Not only does it amplify sound, it can filter out other sounds, ambient noise, and digitize the information for download via Bluetooth.
What Makes A Quality Stethoscope?
Materials and sensitivity.
There’s not much difference in stethoscopes when it comes to design. Sure, some may have a tunable head or triple head, but the design doesn’t change much.
What sets a quality stethoscope apart from a budget model is going to be quality of materials and the sensitivity of the chestpiece.
A high-quality stethoscope is going to have thicker tubing in both the headpiece and sound tubes. The chest-piece is also going to be high-quality and have a higher auditory sensitivity.
The binaurals (ear tubes) and headpiece will be made from stainless steel, which in addition to being sturdier, is going to give you better acoustic quality.
One drawback of this higher-quality build is going to be weight. Most top-of-the-line stethoscopes are heavier, so you’ll feel its weight around your neck.
What To Consider When Buying Your Stethoscope
If you’re a nurse, your stethoscope is going to live around your neck. You’re going to be using it daily, so you want one that works, is reliable, and comfortable.

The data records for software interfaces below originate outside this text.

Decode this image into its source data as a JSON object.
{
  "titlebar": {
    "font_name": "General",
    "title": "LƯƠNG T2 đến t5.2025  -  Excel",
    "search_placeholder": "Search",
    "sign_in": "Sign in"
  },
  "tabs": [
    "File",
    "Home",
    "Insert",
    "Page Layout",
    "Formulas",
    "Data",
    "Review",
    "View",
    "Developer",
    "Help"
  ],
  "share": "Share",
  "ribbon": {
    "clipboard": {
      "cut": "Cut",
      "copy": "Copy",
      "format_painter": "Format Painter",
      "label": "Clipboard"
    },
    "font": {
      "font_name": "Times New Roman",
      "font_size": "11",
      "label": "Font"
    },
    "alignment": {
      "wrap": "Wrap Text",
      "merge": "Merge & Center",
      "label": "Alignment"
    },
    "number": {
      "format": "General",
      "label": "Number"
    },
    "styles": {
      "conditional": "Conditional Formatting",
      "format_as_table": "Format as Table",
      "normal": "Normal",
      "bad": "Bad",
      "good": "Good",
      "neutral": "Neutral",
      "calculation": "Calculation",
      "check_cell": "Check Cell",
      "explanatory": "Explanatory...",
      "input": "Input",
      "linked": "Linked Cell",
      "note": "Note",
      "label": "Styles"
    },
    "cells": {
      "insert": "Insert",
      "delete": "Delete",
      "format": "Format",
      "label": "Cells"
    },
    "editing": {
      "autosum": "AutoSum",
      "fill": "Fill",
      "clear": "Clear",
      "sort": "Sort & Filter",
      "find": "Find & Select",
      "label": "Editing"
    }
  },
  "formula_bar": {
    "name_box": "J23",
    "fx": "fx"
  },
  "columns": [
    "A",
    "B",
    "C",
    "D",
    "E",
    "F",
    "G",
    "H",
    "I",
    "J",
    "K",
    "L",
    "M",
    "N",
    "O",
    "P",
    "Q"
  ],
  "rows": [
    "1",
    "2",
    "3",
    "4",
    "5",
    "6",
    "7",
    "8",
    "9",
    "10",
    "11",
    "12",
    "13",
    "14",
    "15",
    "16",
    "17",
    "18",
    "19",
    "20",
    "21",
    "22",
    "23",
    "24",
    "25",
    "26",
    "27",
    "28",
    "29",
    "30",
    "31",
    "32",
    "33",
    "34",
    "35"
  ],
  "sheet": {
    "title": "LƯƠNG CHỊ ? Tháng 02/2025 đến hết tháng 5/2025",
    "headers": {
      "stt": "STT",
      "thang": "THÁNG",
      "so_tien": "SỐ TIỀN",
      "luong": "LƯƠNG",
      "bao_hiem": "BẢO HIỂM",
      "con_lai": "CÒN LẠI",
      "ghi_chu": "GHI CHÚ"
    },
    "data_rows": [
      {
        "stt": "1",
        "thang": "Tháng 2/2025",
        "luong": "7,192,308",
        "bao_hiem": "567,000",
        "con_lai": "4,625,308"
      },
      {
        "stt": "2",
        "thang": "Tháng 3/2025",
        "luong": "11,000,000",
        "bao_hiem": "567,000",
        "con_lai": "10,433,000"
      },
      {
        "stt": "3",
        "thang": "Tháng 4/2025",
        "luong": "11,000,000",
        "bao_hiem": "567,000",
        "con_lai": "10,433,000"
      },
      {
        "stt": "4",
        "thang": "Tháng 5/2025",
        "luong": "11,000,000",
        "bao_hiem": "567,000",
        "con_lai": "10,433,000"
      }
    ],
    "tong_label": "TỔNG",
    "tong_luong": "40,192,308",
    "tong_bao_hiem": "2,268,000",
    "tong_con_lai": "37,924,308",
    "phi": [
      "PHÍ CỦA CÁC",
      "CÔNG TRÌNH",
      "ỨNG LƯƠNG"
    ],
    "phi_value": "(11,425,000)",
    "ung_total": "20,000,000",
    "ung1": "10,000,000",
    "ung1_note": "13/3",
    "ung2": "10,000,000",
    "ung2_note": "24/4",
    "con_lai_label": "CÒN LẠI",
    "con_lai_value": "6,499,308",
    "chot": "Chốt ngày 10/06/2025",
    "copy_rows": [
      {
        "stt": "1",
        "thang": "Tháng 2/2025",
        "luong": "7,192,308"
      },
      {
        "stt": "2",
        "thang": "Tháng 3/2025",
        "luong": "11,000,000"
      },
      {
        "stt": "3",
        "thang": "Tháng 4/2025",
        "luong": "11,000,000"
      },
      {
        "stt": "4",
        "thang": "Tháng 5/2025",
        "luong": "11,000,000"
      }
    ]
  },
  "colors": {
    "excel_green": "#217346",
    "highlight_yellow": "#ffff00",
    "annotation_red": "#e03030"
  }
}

There are several questions to ask when buying your stethoscope. How often will you be using it? How will you be using it? Where will you be using it? Will it be comfortable?
How Often Will You Be Using It?
If you’re a nursing school student or don’t use your stethoscope a lot, you may want to consider going with a budget model. They still get the job done without putting you out hundreds of dollars.
How Will It Be Used?
Are you a pediatric nurse listening to tiny bodies or are you a cardiac nurse needing high acoustic quality to hear a faint heart murmur? While most stethoscopes are great for general use, others are more sensitive and have specialized heads.
What Setting Will You Be Using It In?
Are you working in a calm family practice setting or a noisy ER? Some stethoscopes offer noise dampening that mutes outside sounds in loud environments and can amplify sound.
Will It Be Comfortable?
Comfort is a big consideration especially if you’ll be using it a lot. Higher quality stethoscopes are often heavier and you definitely want one that has comfortable, anatomically-designed earpieces.
So there you have the 16 top stethoscopes to choose from. Whatever your specialty and whoever you need to use it on, there’s the perfect stethoscope that’ll fit your needs and budget.